Most modern spinners use commercially available spindles and spinning wheels, so they are not going to spin yarns that are difficult to spin on modern commercial spinning wheels (e.g., worsted spun, 5,600 ypp singles).   Most modern knitters use commercial needles, so they are not going to knit fabrics that are difficult to knit on such commercial needles. In contrast, I spend years making the spinning tools that I need to spin exceptional yarns that are difficult to spin on modern commercial wheels. AND,  I spend years making the knitting tools that I need to knit fabrics that are difficult to knit with commercially available knitting needles.

Exceptional yarns and fabrics are outside of the social boundaries of modern spinning groups (e.g local guilds and Ravelry).  Mostly, modern spinning and knitting is about being a member of the social group, rather than of producing exceptional textiles.

Those that cannot do, criticise.

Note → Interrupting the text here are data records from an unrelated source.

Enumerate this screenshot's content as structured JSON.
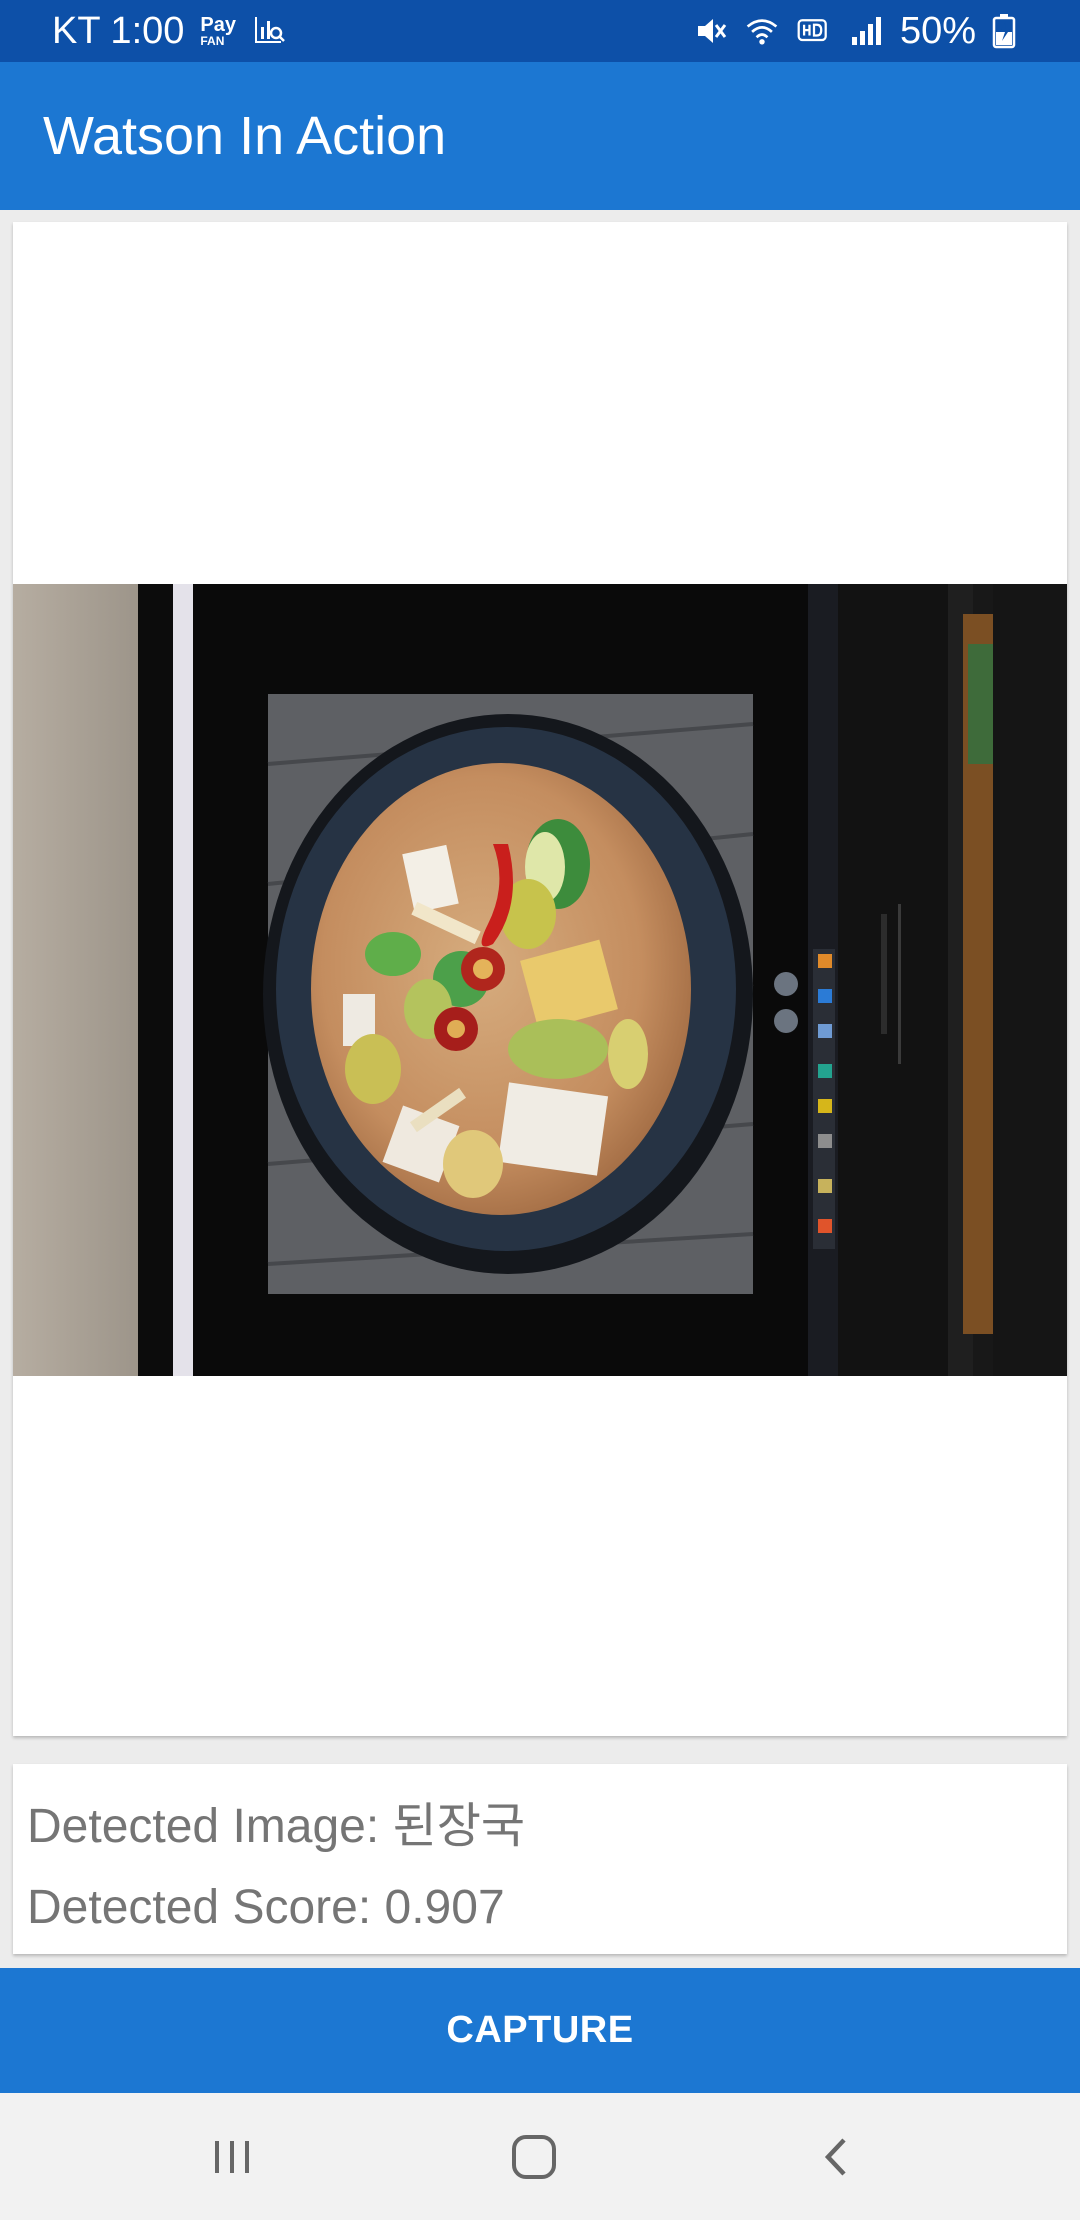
{
  "status_bar": {
    "carrier_time": "KT 1:00",
    "pay_top": "Pay",
    "pay_bottom": "FAN",
    "battery": "50%",
    "icons": [
      "pay-fan-icon",
      "stats-search-icon",
      "mute-icon",
      "wifi-icon",
      "hd-call-icon",
      "signal-icon",
      "battery-charging-icon"
    ]
  },
  "app_bar": {
    "title": "Watson In Action"
  },
  "result": {
    "detected_image": "Detected Image: 된장국",
    "detected_score": "Detected Score: 0.907"
  },
  "capture": {
    "label": "CAPTURE"
  },
  "nav": {
    "icons": [
      "recent-apps-icon",
      "home-icon",
      "back-icon"
    ]
  },
  "colors": {
    "status_bar": "#0d50a8",
    "primary": "#1c77d2",
    "result_text": "#757575",
    "nav_bar": "#f2f2f2"
  }
}
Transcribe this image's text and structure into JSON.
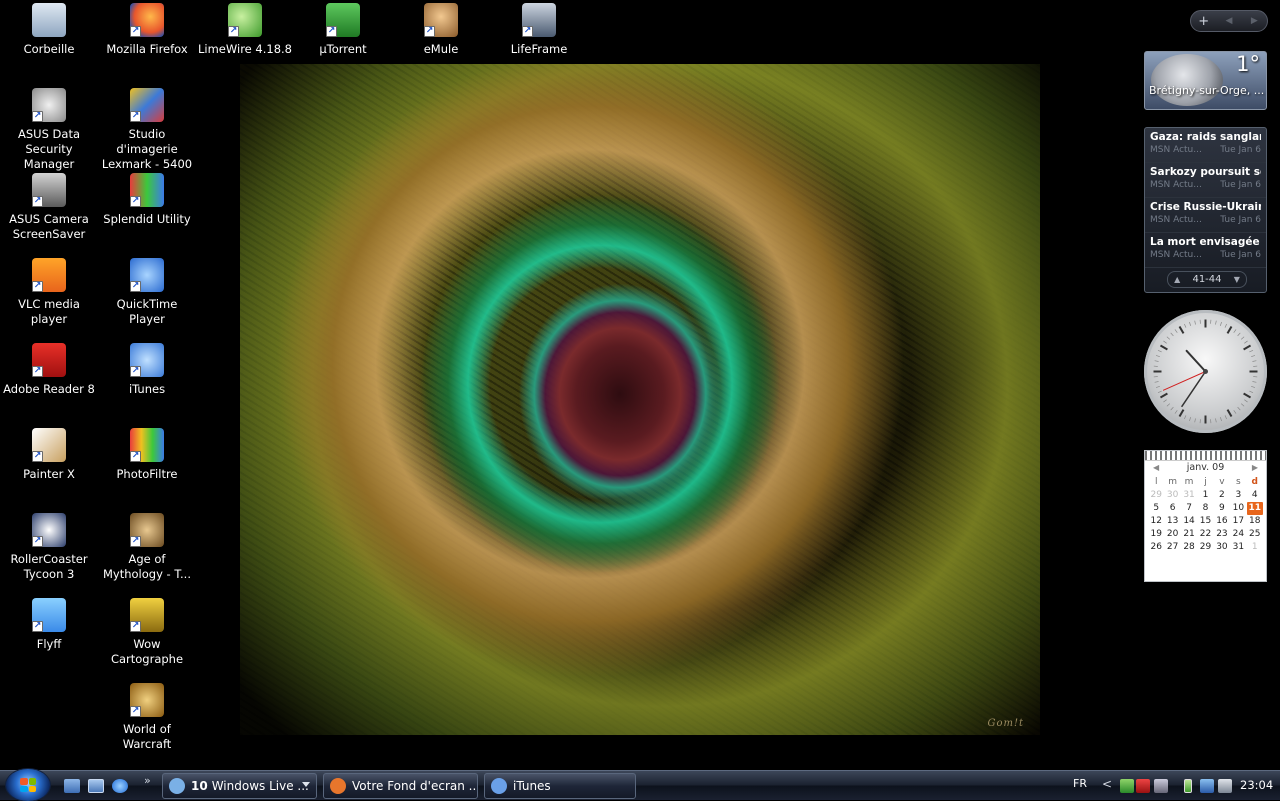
{
  "desktop": {
    "icons": [
      {
        "label": "Corbeille",
        "icon": "recycle-bin-icon",
        "shortcut": false
      },
      {
        "label": "Mozilla Firefox",
        "icon": "firefox-icon",
        "shortcut": true
      },
      {
        "label": "LimeWire 4.18.8",
        "icon": "limewire-icon",
        "shortcut": true
      },
      {
        "label": "µTorrent",
        "icon": "utorrent-icon",
        "shortcut": true
      },
      {
        "label": "eMule",
        "icon": "emule-icon",
        "shortcut": true
      },
      {
        "label": "LifeFrame",
        "icon": "lifeframe-icon",
        "shortcut": true
      },
      {
        "label": "ASUS Data Security Manager",
        "icon": "lock-icon",
        "shortcut": true
      },
      {
        "label": "Studio d'imagerie Lexmark - 5400 ...",
        "icon": "lexmark-icon",
        "shortcut": true
      },
      {
        "label": "ASUS Camera ScreenSaver",
        "icon": "camera-icon",
        "shortcut": true
      },
      {
        "label": "Splendid Utility",
        "icon": "splendid-icon",
        "shortcut": true
      },
      {
        "label": "VLC media player",
        "icon": "vlc-cone-icon",
        "shortcut": true
      },
      {
        "label": "QuickTime Player",
        "icon": "quicktime-icon",
        "shortcut": true
      },
      {
        "label": "Adobe Reader 8",
        "icon": "adobe-reader-icon",
        "shortcut": true
      },
      {
        "label": "iTunes",
        "icon": "itunes-icon",
        "shortcut": true
      },
      {
        "label": "Painter X",
        "icon": "painter-brush-icon",
        "shortcut": true
      },
      {
        "label": "PhotoFiltre",
        "icon": "photofiltre-icon",
        "shortcut": true
      },
      {
        "label": "RollerCoaster Tycoon 3",
        "icon": "rollercoaster-icon",
        "shortcut": true
      },
      {
        "label": "Age of Mythology - T...",
        "icon": "age-of-mythology-icon",
        "shortcut": true
      },
      {
        "label": "Flyff",
        "icon": "flyff-icon",
        "shortcut": true
      },
      {
        "label": "Wow Cartographe",
        "icon": "wow-cartographe-icon",
        "shortcut": true
      },
      {
        "label": "World of Warcraft",
        "icon": "world-of-warcraft-icon",
        "shortcut": true
      }
    ],
    "wallpaper": {
      "signature": "Gom!t"
    }
  },
  "gadgets": {
    "controls": {
      "add": "+",
      "prev": "◀",
      "next": "▶"
    },
    "weather": {
      "temperature": "1°",
      "city": "Brétigny-sur-Orge, ..."
    },
    "news": {
      "items": [
        {
          "title": "Gaza: raids sanglant...",
          "source": "MSN Actu...",
          "date": "Tue Jan 6"
        },
        {
          "title": "Sarkozy poursuit ses ...",
          "source": "MSN Actu...",
          "date": "Tue Jan 6"
        },
        {
          "title": "Crise Russie-Ukraine...",
          "source": "MSN Actu...",
          "date": "Tue Jan 6"
        },
        {
          "title": "La mort envisagée d...",
          "source": "MSN Actu...",
          "date": "Tue Jan 6"
        }
      ],
      "range": "41-44",
      "up": "▲",
      "down": "▼"
    },
    "clock": {
      "hour": 10,
      "minute": 35,
      "second": 41
    },
    "calendar": {
      "month": "janv. 09",
      "prev": "◀",
      "next": "▶",
      "weekdays": [
        "l",
        "m",
        "m",
        "j",
        "v",
        "s",
        "d"
      ],
      "today": "11",
      "weeks": [
        [
          "29",
          "30",
          "31",
          "1",
          "2",
          "3",
          "4"
        ],
        [
          "5",
          "6",
          "7",
          "8",
          "9",
          "10",
          "11"
        ],
        [
          "12",
          "13",
          "14",
          "15",
          "16",
          "17",
          "18"
        ],
        [
          "19",
          "20",
          "21",
          "22",
          "23",
          "24",
          "25"
        ],
        [
          "26",
          "27",
          "28",
          "29",
          "30",
          "31",
          "1"
        ]
      ],
      "other_month": [
        [
          0,
          0
        ],
        [
          0,
          1
        ],
        [
          0,
          2
        ],
        [
          4,
          6
        ]
      ]
    }
  },
  "taskbar": {
    "quick_launch_more": "»",
    "tasks": [
      {
        "count": "10",
        "label": "Windows Live ...",
        "icon": "windows-live-icon",
        "color": "#7ab0e6",
        "has_dropdown": true
      },
      {
        "count": "",
        "label": "Votre Fond d'ecran ...",
        "icon": "firefox-icon",
        "color": "#e8762c",
        "has_dropdown": false
      },
      {
        "count": "",
        "label": "iTunes",
        "icon": "itunes-icon",
        "color": "#6aa0e8",
        "has_dropdown": false
      }
    ],
    "language": "FR",
    "tray_arrow": "<",
    "time": "23:04"
  }
}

How many of  you have actually worn objects of hand spun worsted 10-ply Aran yarn so that you have a basis of comparison?  How many of you have seen cakes of handspun worsted 10-ply Aran yarn so that you have a basis of comparison?  How many of you have made objects of 10-ply Aran yarn, (and worn them in a good, long, hard, cold rain?)  The truth about seaman's sweaters is only found in  a good, long, hard, cold rain!   If I was knitting objects for Siberia, then in 5 of the plies, I would have used a finer wool, spun woolen.  That fabric is not as durable, but it is softer, and warmer for the weight.  It is also harder to knit, and more likely to felt/shrink when abused.

Going to all woolen, produces a yarn that is much easier to knit, but not nearly as durable and  the high country (and Siberia) have long winters.

I had to sit in the snow, and watch the whole parade.
(long lens on tripod, easy peasy photography in the dawn's early light)

It is a wild mountain goat, near the top of  a wild mountain, in wild Montana. 
I took this with a handheld Nikon F4 with a 50 mm lens.  
There was some sitting in the snow, waiting.
All things considered, this ledge is about as warm as
the Northern Tree Line in Siberia.

Let us know when you have spent enough time sitting in the snow
to get such pix.


knitphomaniac said...

"Those that cannot do, criticise."

You know what's interesting... People like Stephanie Pearl-McPhee (The Yarn Harlot) and yourself, who have knitting blogs, it's interesting the polar opposite responses that your blogs get. Ever wonder why that is? It has everything to do with content.

Both blogs are educational (I'm using that term loosely, but nevertheless.) Both are about knitting. One has a whole lotta "look at the things I've made", and the other is "look at all the things that I made, that is better than anything you've made because I know all the things and anyone who says otherwise is just a clucking hen who doesn't know better."

You get what you give, Aaron. You wonder why you get negative responses and criticism? It's because that's what you project.

Anonymous said...

But that yarn is poorly constructed. I don't understand your self-professed superiority.

As an aside - before sitting on cold ledges waiting for goats to take photographs of it would be sensible to learn how to take a good photograph in poor light. You would get a much better product.

Aaron said...

It is clear that you have not tested such yarns. With that attitude, my 10-ply likely works much better than the yarns you have tested.

Pretty yarn does not equal warm and durable fabric.
Easy to knit yarns do not equal warm and durable fabric.

And, hypothetical yarn that takes forever to spin is worthless when the snow flies.

I have real yarn in hand, that works better than any other yarn that I have tested. What yarn do you have that stand head and shoulders above all other yarns that you have ever knit?